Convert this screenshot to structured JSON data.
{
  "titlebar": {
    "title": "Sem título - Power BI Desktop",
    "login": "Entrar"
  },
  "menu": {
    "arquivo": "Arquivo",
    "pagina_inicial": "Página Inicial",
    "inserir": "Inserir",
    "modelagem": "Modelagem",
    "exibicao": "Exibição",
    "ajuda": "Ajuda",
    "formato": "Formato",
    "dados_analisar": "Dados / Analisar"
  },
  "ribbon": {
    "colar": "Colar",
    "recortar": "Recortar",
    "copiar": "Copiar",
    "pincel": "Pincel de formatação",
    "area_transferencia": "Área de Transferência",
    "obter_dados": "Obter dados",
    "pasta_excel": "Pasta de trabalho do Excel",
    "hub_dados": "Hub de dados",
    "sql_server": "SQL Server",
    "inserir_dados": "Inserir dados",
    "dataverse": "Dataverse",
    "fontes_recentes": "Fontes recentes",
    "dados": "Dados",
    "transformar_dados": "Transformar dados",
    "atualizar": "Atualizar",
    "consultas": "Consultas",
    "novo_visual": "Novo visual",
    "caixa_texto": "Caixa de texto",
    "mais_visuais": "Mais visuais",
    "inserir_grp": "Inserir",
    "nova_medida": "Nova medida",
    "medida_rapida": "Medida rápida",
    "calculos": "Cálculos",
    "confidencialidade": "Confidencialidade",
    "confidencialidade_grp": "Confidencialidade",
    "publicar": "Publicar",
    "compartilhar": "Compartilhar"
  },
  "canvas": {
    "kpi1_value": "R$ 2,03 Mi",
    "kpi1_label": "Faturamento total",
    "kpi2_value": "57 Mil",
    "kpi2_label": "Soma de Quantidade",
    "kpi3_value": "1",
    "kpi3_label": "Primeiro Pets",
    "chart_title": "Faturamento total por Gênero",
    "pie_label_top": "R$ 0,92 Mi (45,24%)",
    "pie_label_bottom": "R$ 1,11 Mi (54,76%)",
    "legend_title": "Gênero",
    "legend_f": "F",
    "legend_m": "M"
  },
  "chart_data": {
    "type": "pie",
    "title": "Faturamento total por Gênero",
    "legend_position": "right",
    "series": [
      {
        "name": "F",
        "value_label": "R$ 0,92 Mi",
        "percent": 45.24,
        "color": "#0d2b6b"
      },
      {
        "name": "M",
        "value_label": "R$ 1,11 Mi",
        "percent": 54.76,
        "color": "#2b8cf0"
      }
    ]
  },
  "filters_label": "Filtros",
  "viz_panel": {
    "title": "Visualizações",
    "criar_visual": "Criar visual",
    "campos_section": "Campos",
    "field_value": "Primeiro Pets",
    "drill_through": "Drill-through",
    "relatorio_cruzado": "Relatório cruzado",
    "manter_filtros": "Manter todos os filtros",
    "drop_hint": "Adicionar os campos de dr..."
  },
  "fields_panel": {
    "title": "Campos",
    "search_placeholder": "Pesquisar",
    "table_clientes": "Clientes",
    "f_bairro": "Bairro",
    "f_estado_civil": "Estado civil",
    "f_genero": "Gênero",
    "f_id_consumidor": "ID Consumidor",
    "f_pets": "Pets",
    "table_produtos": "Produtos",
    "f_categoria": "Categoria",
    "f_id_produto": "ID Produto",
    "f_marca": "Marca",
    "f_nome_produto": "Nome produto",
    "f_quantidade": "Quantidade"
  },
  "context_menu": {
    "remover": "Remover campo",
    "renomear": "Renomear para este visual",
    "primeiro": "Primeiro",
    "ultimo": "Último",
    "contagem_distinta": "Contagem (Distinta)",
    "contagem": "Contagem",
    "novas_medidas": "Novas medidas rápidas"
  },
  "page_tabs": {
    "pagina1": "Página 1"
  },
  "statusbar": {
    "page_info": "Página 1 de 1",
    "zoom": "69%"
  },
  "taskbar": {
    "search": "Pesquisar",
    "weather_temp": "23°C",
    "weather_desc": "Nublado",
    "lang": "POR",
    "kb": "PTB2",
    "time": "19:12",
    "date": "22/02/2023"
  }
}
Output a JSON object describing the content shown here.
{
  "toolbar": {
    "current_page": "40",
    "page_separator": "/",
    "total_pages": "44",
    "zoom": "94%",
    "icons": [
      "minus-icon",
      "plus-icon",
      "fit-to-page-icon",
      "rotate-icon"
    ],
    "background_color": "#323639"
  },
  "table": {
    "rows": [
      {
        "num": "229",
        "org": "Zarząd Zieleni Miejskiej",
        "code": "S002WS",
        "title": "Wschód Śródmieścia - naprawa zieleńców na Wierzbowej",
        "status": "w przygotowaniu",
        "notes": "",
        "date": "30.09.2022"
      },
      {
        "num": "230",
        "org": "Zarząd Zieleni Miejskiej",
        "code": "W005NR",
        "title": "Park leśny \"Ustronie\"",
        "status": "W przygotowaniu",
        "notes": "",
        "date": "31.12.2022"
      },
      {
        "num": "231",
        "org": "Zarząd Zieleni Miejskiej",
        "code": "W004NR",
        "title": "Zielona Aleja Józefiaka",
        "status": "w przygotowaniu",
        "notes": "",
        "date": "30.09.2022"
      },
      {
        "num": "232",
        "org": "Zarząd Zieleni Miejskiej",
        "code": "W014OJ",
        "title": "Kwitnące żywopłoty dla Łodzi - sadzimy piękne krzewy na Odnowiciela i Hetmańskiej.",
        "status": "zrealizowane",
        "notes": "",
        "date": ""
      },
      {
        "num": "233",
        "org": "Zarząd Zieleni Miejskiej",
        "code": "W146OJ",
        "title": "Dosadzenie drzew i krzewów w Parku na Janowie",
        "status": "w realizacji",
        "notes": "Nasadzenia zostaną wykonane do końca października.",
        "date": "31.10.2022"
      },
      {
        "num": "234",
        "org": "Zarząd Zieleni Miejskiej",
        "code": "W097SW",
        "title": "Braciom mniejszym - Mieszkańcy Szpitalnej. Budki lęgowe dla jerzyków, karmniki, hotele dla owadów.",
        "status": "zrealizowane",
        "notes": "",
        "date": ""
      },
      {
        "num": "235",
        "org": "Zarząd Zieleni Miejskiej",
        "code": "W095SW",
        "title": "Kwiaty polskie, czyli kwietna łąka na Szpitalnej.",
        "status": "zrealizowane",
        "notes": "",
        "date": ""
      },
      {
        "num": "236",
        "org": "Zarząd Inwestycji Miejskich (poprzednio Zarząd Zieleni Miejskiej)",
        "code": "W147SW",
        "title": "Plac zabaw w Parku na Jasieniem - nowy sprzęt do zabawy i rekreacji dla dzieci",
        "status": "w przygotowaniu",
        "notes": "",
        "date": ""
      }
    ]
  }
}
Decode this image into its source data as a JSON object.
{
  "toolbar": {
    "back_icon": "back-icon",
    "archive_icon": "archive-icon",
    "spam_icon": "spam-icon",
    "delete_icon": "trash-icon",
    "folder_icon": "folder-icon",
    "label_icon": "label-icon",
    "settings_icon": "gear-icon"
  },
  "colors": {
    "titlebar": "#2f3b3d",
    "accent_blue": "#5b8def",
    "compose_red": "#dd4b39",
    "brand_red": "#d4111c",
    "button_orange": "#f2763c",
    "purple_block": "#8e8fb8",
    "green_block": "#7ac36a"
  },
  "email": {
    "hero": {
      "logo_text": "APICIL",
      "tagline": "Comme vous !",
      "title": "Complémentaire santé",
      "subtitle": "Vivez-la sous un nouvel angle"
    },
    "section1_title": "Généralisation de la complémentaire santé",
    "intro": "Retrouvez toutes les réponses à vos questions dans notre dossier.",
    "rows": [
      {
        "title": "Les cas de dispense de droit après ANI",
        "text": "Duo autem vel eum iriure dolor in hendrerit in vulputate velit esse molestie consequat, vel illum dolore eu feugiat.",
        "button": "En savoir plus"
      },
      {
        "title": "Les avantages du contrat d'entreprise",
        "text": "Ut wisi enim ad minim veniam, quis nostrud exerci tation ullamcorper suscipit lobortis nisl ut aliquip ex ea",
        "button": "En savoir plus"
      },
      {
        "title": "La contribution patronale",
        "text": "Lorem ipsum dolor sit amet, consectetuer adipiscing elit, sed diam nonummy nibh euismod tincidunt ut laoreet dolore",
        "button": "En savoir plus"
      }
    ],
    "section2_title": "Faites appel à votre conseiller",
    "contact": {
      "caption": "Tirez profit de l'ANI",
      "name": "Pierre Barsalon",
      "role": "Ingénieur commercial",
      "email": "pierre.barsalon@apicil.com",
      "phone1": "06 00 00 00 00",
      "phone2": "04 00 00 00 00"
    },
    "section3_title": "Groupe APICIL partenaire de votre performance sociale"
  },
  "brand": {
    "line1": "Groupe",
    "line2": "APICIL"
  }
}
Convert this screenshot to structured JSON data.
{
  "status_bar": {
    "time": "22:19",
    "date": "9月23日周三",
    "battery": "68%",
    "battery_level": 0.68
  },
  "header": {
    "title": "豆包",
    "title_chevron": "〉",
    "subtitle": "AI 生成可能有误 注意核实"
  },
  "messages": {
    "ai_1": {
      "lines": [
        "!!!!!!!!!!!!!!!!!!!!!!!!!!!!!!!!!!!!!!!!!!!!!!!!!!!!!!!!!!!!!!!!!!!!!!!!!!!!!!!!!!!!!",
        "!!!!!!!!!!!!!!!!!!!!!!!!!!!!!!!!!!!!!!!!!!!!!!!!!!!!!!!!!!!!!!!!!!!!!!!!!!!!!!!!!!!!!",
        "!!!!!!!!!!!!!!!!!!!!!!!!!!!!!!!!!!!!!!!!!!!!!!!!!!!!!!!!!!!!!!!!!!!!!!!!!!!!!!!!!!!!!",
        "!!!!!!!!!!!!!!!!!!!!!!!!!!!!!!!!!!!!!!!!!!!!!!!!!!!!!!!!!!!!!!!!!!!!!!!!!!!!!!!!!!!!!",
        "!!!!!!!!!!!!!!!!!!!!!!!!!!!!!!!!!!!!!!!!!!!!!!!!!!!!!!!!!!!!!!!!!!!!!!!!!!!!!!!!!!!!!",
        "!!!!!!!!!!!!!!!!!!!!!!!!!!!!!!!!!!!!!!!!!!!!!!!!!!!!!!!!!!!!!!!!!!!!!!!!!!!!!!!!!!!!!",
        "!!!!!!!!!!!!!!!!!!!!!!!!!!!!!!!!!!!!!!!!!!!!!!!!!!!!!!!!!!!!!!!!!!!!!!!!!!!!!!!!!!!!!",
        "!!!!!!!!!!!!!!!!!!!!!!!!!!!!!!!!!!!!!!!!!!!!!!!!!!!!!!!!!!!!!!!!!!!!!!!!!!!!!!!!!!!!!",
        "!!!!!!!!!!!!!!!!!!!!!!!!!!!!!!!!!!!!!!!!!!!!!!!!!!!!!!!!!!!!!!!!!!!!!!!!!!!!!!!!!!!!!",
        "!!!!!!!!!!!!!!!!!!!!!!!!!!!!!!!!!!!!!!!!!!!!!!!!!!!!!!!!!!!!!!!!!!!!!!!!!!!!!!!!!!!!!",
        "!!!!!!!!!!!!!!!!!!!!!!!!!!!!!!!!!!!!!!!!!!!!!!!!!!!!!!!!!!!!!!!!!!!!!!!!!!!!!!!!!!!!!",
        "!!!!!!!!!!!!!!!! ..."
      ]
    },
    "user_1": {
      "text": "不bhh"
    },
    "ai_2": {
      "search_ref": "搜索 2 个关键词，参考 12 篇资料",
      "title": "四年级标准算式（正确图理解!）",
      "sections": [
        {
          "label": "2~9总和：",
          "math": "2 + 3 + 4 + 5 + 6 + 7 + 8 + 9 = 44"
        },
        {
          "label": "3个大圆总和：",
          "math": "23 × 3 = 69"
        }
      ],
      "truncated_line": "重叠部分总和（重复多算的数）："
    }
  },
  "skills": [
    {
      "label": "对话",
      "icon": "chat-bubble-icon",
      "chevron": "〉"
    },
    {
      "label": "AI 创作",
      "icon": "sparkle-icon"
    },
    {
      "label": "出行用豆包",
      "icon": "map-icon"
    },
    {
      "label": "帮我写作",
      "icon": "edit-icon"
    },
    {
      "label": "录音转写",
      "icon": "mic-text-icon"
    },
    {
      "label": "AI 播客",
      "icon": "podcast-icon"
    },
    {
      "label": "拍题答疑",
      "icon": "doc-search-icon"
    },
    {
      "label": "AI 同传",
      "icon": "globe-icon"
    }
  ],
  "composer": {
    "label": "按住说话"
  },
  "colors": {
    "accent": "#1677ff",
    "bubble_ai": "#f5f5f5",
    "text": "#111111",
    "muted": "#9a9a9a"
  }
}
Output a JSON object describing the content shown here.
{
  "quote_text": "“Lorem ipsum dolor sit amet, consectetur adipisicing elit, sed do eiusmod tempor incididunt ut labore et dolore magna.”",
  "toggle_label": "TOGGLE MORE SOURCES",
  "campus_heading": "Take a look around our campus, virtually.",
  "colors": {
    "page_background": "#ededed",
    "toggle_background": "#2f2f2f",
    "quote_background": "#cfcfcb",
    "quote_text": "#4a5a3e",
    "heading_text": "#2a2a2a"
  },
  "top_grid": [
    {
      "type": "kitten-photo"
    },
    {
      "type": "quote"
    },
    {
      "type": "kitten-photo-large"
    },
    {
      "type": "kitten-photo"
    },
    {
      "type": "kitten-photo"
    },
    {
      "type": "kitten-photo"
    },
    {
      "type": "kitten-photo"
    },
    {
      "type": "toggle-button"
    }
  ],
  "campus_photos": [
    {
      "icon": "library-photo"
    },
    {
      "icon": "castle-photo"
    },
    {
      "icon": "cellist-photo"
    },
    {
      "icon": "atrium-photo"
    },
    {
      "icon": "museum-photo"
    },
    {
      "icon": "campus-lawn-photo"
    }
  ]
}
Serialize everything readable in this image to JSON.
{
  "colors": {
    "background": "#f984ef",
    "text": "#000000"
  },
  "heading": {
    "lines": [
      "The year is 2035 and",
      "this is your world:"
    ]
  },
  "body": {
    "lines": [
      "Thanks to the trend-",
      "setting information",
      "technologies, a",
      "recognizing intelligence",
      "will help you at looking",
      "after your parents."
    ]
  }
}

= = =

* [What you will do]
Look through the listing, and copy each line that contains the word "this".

* [Reply]
Convert this screenshot to structured JSON data.
Decode this image into its source data as a JSON object.
Convert this screenshot to structured JSON data.
Serialize everything readable in this image to JSON.
      "this is your world:"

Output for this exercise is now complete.